As it turned out, Jamal Adams’ end zone confrontation with Cam Newton was a footnote and not a central storyline in the Jets’ 35-27 loss to the Panthers on Sunday at MetLife Stadium.
But make no mistake: When the Jets rookie safety got in Newton’s face as the star quarterback celebrated a second-quarter touchdown, the symbolism of that moment was not lost on a young team that might not be ready to win just yet but is certainly getting closer to that day.
Newton had just run around left end for a 1-yard touchdown with 10:02 left in the second quarter to give the Panthers a 9-3 lead. As Newton started to do his normal touchdown celebration of pretending to be Superman, Adams gave him a shove before being separated by officials.
It lasted just a few seconds, but the imprint figures to last much, much longer than that.
Adams to Newton: Not in our house.
“I just don’t like people celebrating in our end zone,” Adams said afterward.
Had the Jets closed out the Panthers, this would have been a much bigger deal, a much more impactful statement on Adams’ part. With a win over the Panthers, the Jets not only would have bolstered their playoff hopes but would have done so against a team that is less than two years removed from a Super Bowl run and is contending once more for the NFC South title.
But the Jets imploded at the end, giving up two quick touchdowns in the fourth quarter and failing to overcome their own mistakes in falling to 4-7. Nevertheless, Adams’ in-your-face moment with Newton still resonated with his teammates and coaches a day later.
“It’s a guy that cares,” coach Todd Bowles said of Adams. “He’s passionate about the ballgame. He’s one of our young leaders growing. It’s not about taking on a superstar. It’s about caring about the game, your team, and the home stadium, and having a desire to be better and want the team to be better.”
This almost certainly will not be a playoff season for the Jets, and their hopes took a decisive blow after Sunday’s loss. But with a guy like Adams having so quickly become the emotional barometer for a young team that has already earned more credibility this season than anyone outside the team might have envisioned, it’s a promising sign for the future.
“He don’t back down from nobody. He comes from LSU, and you don’t back down from nobody, no matter who you are,” said cornerback Morris Claiborne, another former LSU defensive back. “You could be in the game 10 years, and he’s been here just this year, but he’s on the same level now. It’s like, ‘I’m not going to back down from you.’ ”
Quarterback Josh McCown, who may or may not be part of the Jets’ future moving forward, said Adams’ attitude is a major boon for the team.
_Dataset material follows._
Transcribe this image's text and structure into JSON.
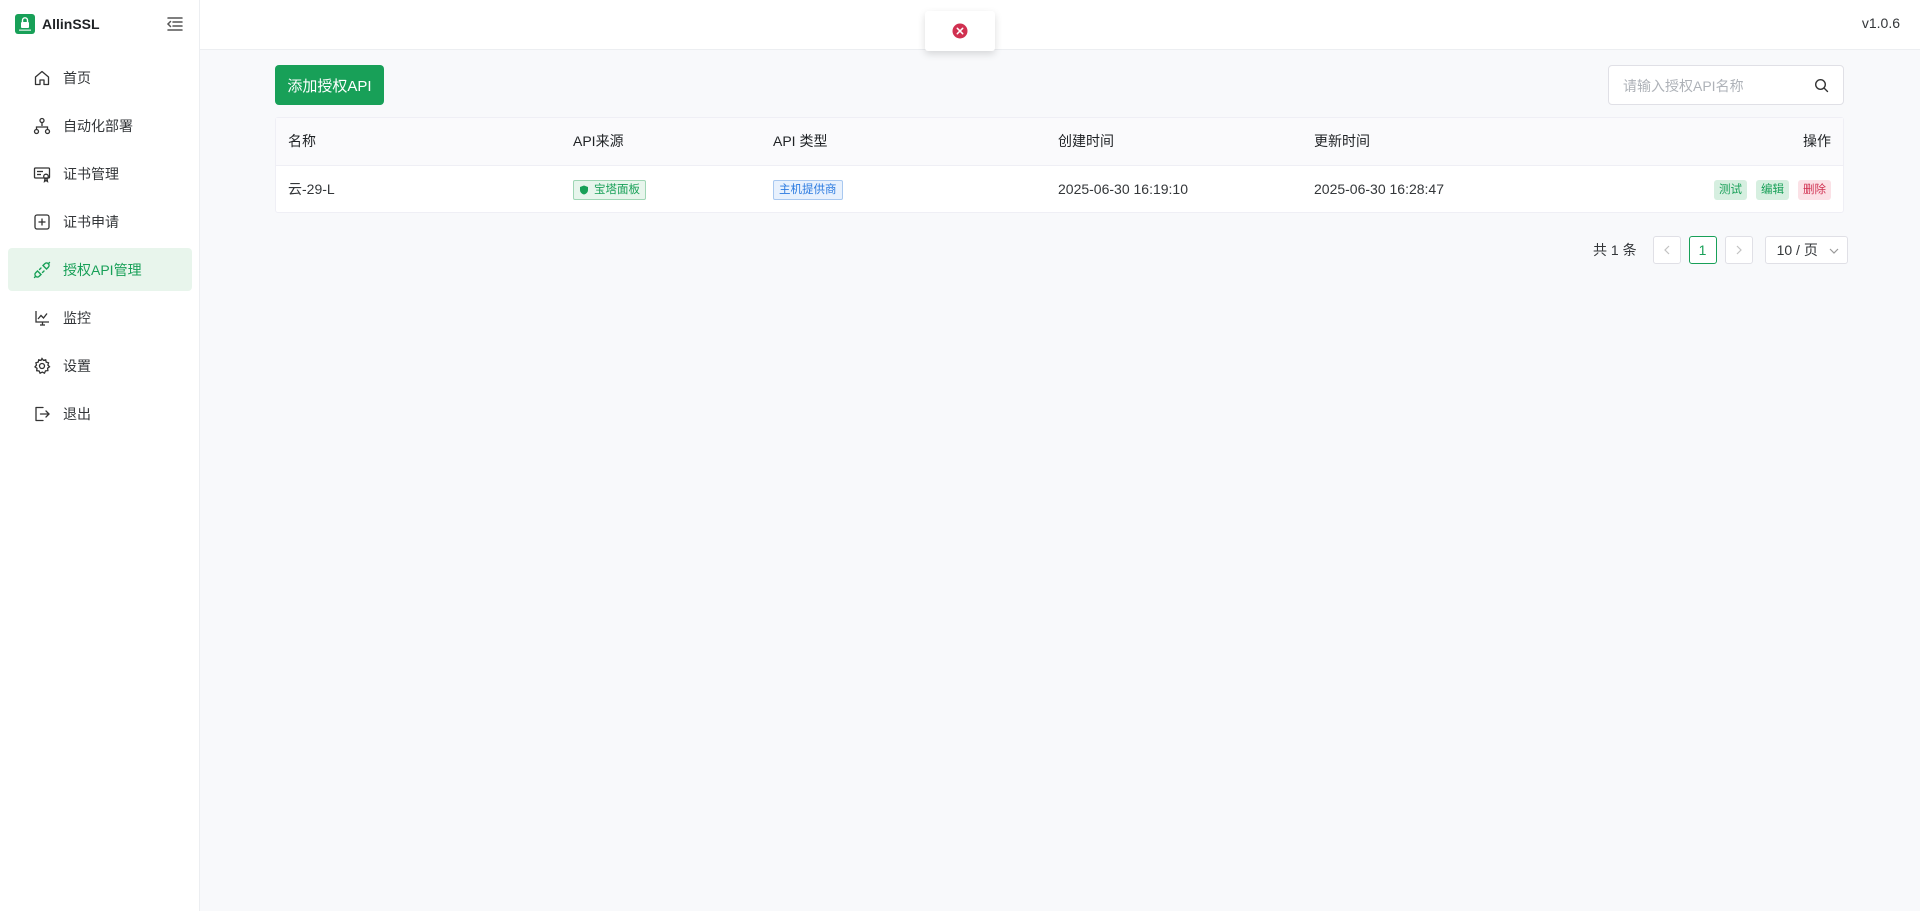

“Age doesn’t matter. He has a lot of confidence in himself, and we all [have confidence in him], too,” McCown said. “He’s part of some of these young guys stepping into these roles is to establish the way he wants this defense to look and this team to look. He and [fellow rookie safety] Marcus [Maye] have a bright future here. We’ve encouraged them from day one to put their stamp on it. As long as it doesn’t draw penalties, as long as it doesn’t hurt the team, I think it’s great.”
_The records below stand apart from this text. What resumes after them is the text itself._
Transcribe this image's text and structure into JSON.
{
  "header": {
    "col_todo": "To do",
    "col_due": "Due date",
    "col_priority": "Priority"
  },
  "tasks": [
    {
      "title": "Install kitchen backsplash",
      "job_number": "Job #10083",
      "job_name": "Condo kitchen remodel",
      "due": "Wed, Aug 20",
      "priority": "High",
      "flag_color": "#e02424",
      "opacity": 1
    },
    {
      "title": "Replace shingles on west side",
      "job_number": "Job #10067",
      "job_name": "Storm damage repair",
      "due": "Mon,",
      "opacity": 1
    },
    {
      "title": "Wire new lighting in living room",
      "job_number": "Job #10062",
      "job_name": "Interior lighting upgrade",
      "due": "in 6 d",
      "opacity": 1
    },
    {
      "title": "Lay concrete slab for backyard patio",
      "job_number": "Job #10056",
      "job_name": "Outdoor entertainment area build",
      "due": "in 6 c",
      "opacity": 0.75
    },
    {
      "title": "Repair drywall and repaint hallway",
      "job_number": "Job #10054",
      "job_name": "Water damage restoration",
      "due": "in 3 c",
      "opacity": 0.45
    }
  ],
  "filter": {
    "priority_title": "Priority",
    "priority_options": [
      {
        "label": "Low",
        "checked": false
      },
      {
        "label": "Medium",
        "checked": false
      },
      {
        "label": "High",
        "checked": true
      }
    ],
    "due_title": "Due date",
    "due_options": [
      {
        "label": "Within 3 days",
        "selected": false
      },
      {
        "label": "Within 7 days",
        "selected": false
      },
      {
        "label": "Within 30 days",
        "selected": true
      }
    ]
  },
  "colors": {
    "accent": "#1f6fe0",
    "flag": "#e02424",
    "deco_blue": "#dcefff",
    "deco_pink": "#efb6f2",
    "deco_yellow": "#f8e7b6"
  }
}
Adams didn’t draw a penalty for interrupting Newton’s celebration, even though the quarterback suggested there should have been one. It’s all the more reason the people around Adams love his moxie.
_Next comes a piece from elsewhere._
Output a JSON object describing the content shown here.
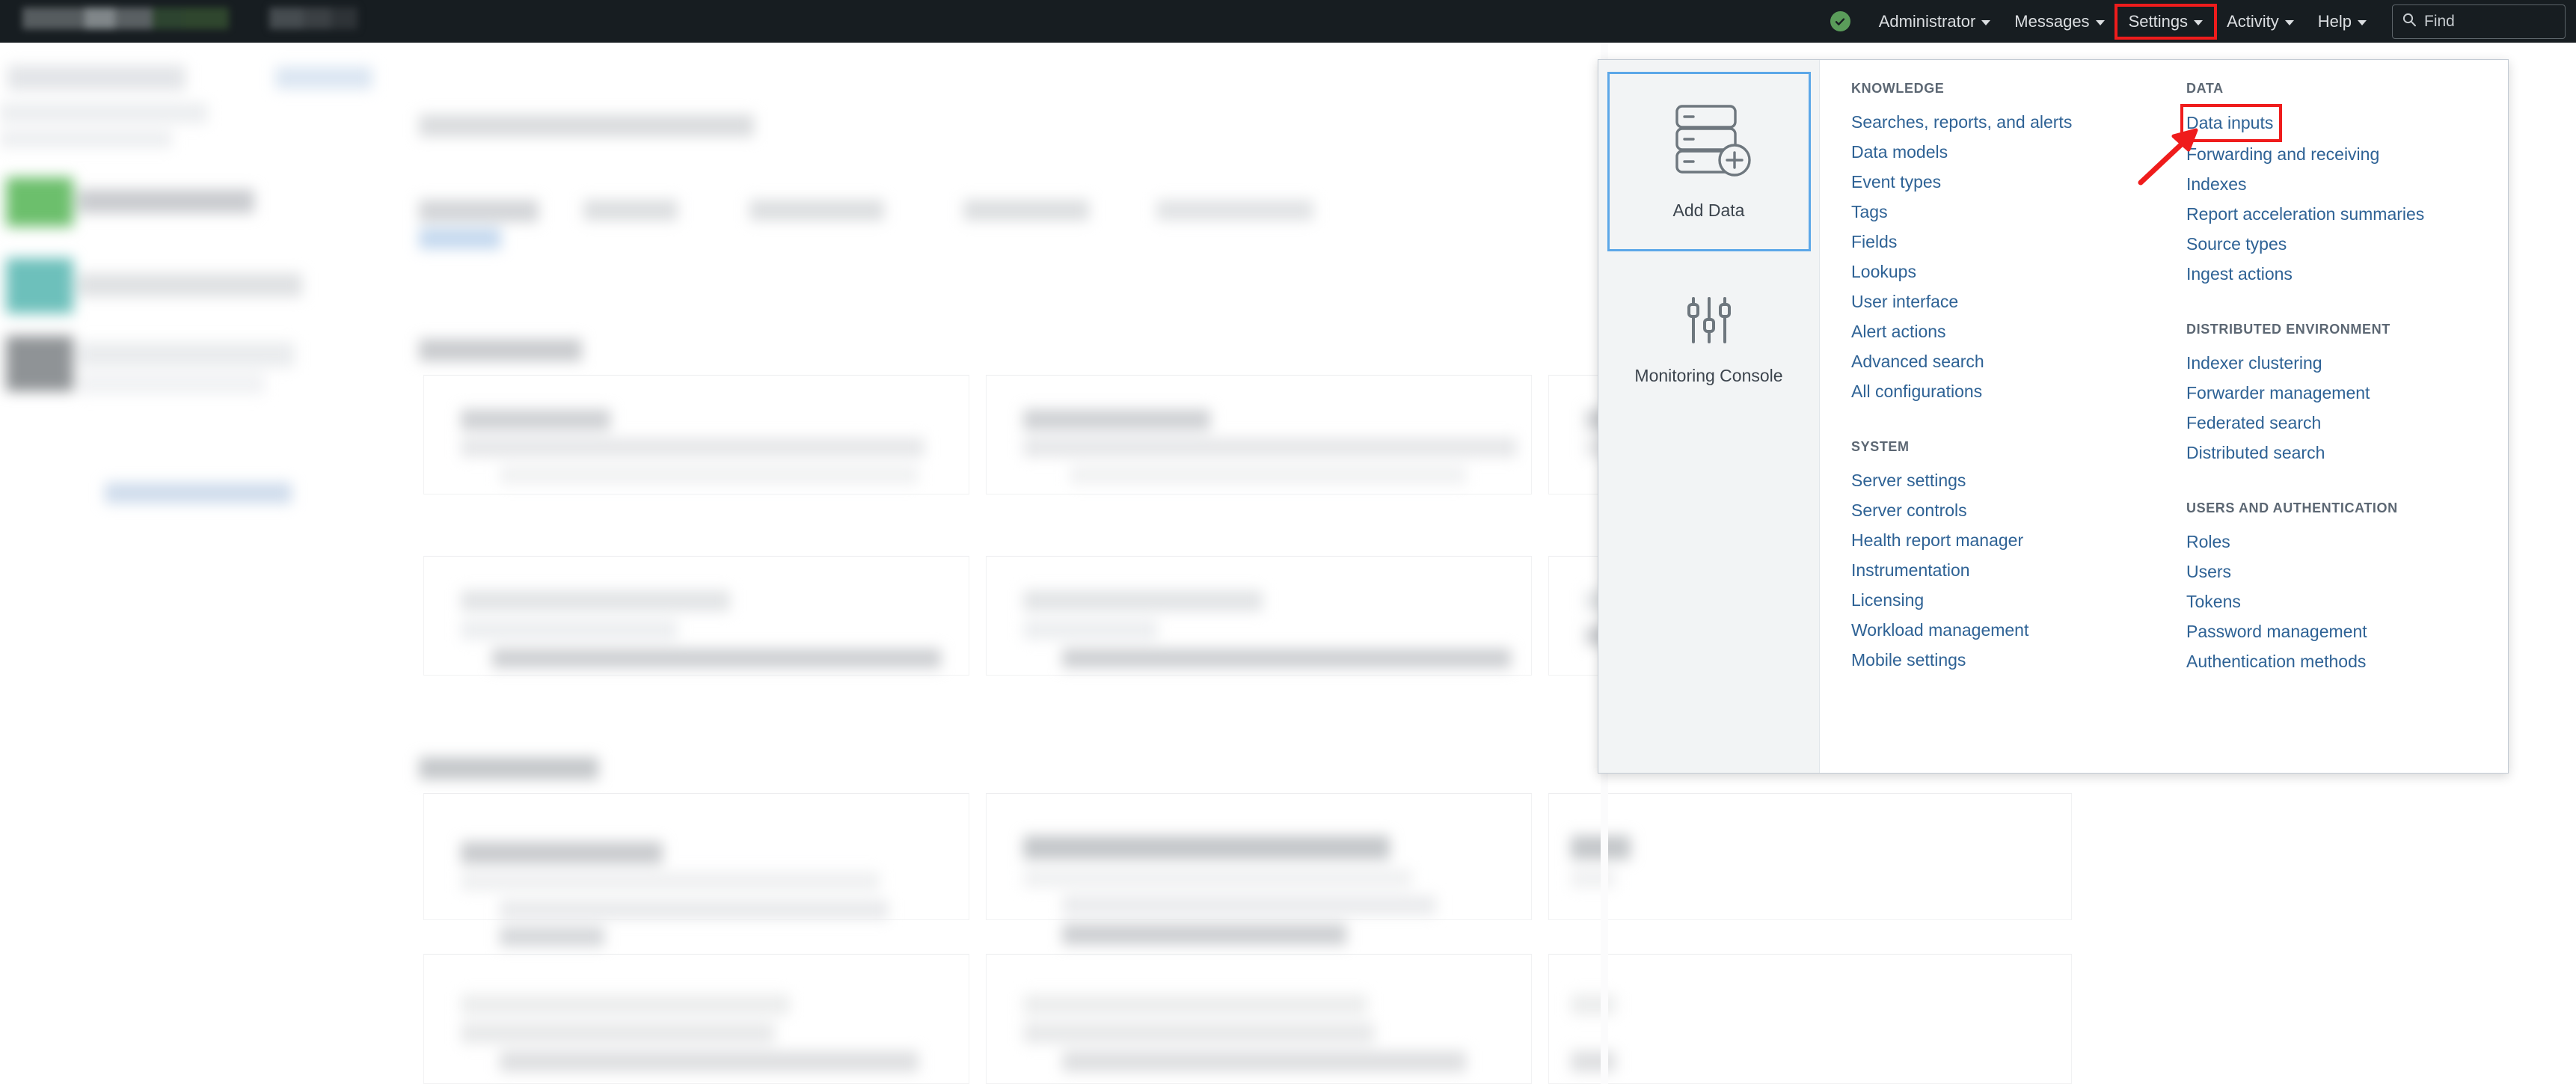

“When I first got here and got to know him and be around him, I instantly knew he was the ultimate competitor,” receiver Jermaine Kearse said. “He has that fire in him, that desire to go out and find ways to excel. I appreciate and I respect that competitiveness out of him and I think when our team sees stuff like that, it shows he’s not going to back down, no matter who it is. I think that does show a good message.”
It’s the kind of message the Jets should heed moving forward from a player who might not have enjoyed immediate results on Sunday by challenging one of the game’s great players, but whose intense desire to win will eventually pay off.
Not in his house.